> _Exercise directions_
Give an exact copy of the data that follows.

(Items from an interface collection)
══════════

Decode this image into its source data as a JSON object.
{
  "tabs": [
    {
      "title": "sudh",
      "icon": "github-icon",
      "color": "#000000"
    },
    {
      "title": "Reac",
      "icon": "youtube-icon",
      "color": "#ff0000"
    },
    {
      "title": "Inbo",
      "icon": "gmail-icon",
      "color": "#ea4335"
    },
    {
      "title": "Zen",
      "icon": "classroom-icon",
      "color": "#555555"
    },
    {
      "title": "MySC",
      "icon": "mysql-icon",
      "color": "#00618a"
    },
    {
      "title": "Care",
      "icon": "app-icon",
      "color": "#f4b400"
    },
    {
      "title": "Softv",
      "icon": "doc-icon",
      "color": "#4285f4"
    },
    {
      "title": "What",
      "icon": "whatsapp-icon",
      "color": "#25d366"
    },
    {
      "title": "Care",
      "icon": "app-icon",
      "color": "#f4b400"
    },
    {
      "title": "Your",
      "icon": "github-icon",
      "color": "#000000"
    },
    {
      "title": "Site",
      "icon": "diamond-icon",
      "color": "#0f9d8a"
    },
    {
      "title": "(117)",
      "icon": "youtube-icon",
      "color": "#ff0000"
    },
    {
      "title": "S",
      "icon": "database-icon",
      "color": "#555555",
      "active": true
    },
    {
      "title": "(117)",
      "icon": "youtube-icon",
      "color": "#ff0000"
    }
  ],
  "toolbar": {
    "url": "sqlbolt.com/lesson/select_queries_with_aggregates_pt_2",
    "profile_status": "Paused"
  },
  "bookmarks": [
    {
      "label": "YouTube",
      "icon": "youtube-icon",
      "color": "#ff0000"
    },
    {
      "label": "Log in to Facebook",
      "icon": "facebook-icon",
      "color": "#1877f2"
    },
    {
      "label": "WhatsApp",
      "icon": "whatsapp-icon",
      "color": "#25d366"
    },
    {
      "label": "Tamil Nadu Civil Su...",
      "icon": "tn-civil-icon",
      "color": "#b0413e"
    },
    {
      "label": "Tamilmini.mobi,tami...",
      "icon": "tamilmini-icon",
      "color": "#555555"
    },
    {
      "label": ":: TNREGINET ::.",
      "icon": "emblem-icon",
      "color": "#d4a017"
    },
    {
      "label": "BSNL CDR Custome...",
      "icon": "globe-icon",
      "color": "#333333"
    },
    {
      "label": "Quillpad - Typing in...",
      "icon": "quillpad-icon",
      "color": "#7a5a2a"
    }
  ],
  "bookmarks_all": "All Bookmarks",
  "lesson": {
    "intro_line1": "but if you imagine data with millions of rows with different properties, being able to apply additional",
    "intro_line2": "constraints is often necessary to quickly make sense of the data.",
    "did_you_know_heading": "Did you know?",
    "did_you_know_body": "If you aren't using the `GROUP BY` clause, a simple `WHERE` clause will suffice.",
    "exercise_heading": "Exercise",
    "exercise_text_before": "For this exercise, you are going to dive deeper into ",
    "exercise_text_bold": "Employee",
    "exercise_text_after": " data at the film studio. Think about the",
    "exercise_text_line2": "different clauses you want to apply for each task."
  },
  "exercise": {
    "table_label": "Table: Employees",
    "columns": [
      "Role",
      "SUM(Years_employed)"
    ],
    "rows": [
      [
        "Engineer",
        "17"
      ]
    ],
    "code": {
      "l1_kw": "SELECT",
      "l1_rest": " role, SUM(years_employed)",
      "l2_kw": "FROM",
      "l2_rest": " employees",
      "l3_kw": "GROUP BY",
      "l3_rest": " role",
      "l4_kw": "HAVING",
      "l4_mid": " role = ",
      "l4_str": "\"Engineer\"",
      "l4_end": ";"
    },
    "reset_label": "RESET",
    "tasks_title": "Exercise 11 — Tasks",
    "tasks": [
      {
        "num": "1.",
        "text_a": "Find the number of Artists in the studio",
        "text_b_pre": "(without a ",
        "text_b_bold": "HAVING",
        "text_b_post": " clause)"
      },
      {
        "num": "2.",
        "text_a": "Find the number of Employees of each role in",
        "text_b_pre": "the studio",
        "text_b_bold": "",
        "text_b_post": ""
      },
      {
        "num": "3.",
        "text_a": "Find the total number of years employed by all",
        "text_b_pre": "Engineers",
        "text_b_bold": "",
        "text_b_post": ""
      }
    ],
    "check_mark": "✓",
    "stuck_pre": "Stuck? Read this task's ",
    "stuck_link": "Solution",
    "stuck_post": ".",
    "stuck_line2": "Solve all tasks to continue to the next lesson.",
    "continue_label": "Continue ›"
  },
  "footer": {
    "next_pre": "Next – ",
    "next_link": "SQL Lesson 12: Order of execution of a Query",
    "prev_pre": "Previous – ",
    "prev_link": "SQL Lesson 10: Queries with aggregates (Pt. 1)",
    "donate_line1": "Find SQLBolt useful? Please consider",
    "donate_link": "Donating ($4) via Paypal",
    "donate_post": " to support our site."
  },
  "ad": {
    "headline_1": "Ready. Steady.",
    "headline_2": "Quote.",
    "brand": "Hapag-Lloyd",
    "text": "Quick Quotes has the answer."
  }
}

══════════

> _Task answer_
Decode this image into its source data as a JSON object.
{
  "tabs": [
    {
      "title": "sudh",
      "icon": "github-icon",
      "color": "#000000"
    },
    {
      "title": "Reac",
      "icon": "youtube-icon",
      "color": "#ff0000"
    },
    {
      "title": "Inbo",
      "icon": "gmail-icon",
      "color": "#ea4335"
    },
    {
      "title": "Zen",
      "icon": "classroom-icon",
      "color": "#555555"
    },
    {
      "title": "MySC",
      "icon": "mysql-icon",
      "color": "#00618a"
    },
    {
      "title": "Care",
      "icon": "app-icon",
      "color": "#f4b400"
    },
    {
      "title": "Softv",
      "icon": "doc-icon",
      "color": "#4285f4"
    },
    {
      "title": "What",
      "icon": "whatsapp-icon",
      "color": "#25d366"
    },
    {
      "title": "Care",
      "icon": "app-icon",
      "color": "#f4b400"
    },
    {
      "title": "Your",
      "icon": "github-icon",
      "color": "#000000"
    },
    {
      "title": "Site",
      "icon": "diamond-icon",
      "color": "#0f9d8a"
    },
    {
      "title": "(117)",
      "icon": "youtube-icon",
      "color": "#ff0000"
    },
    {
      "title": "S",
      "icon": "database-icon",
      "color": "#555555",
      "active": true
    },
    {
      "title": "(117)",
      "icon": "youtube-icon",
      "color": "#ff0000"
    }
  ],
  "toolbar": {
    "url": "sqlbolt.com/lesson/select_queries_with_aggregates_pt_2",
    "profile_status": "Paused"
  },
  "bookmarks": [
    {
      "label": "YouTube",
      "icon": "youtube-icon",
      "color": "#ff0000"
    },
    {
      "label": "Log in to Facebook",
      "icon": "facebook-icon",
      "color": "#1877f2"
    },
    {
      "label": "WhatsApp",
      "icon": "whatsapp-icon",
      "color": "#25d366"
    },
    {
      "label": "Tamil Nadu Civil Su...",
      "icon": "tn-civil-icon",
      "color": "#b0413e"
    },
    {
      "label": "Tamilmini.mobi,tami...",
      "icon": "tamilmini-icon",
      "color": "#555555"
    },
    {
      "label": ":: TNREGINET ::.",
      "icon": "emblem-icon",
      "color": "#d4a017"
    },
    {
      "label": "BSNL CDR Custome...",
      "icon": "globe-icon",
      "color": "#333333"
    },
    {
      "label": "Quillpad - Typing in...",
      "icon": "quillpad-icon",
      "color": "#7a5a2a"
    }
  ],
  "bookmarks_all": "All Bookmarks",
  "lesson": {
    "intro_line1": "but if you imagine data with millions of rows with different properties, being able to apply additional",
    "intro_line2": "constraints is often necessary to quickly make sense of the data.",
    "did_you_know_heading": "Did you know?",
    "did_you_know_body": "If you aren't using the `GROUP BY` clause, a simple `WHERE` clause will suffice.",
    "exercise_heading": "Exercise",
    "exercise_text_before": "For this exercise, you are going to dive deeper into ",
    "exercise_text_bold": "Employee",
    "exercise_text_after": " data at the film studio. Think about the",
    "exercise_text_line2": "different clauses you want to apply for each task."
  },
  "exercise": {
    "table_label": "Table: Employees",
    "columns": [
      "Role",
      "SUM(Years_employed)"
    ],
    "rows": [
      [
        "Engineer",
        "17"
      ]
    ],
    "code": {
      "l1_kw": "SELECT",
      "l1_rest": " role, SUM(years_employed)",
      "l2_kw": "FROM",
      "l2_rest": " employees",
      "l3_kw": "GROUP BY",
      "l3_rest": " role",
      "l4_kw": "HAVING",
      "l4_mid": " role = ",
      "l4_str": "\"Engineer\"",
      "l4_end": ";"
    },
    "reset_label": "RESET",
    "tasks_title": "Exercise 11 — Tasks",
    "tasks": [
      {
        "num": "1.",
        "text_a": "Find the number of Artists in the studio",
        "text_b_pre": "(without a ",
        "text_b_bold": "HAVING",
        "text_b_post": " clause)"
      },
      {
        "num": "2.",
        "text_a": "Find the number of Employees of each role in",
        "text_b_pre": "the studio",
        "text_b_bold": "",
        "text_b_post": ""
      },
      {
        "num": "3.",
        "text_a": "Find the total number of years employed by all",
        "text_b_pre": "Engineers",
        "text_b_bold": "",
        "text_b_post": ""
      }
    ],
    "check_mark": "✓",
    "stuck_pre": "Stuck? Read this task's ",
    "stuck_link": "Solution",
    "stuck_post": ".",
    "stuck_line2": "Solve all tasks to continue to the next lesson.",
    "continue_label": "Continue ›"
  },
  "footer": {
    "next_pre": "Next – ",
    "next_link": "SQL Lesson 12: Order of execution of a Query",
    "prev_pre": "Previous – ",
    "prev_link": "SQL Lesson 10: Queries with aggregates (Pt. 1)",
    "donate_line1": "Find SQLBolt useful? Please consider",
    "donate_link": "Donating ($4) via Paypal",
    "donate_post": " to support our site."
  },
  "ad": {
    "headline_1": "Ready. Steady.",
    "headline_2": "Quote.",
    "brand": "Hapag-Lloyd",
    "text": "Quick Quotes has the answer."
  }
}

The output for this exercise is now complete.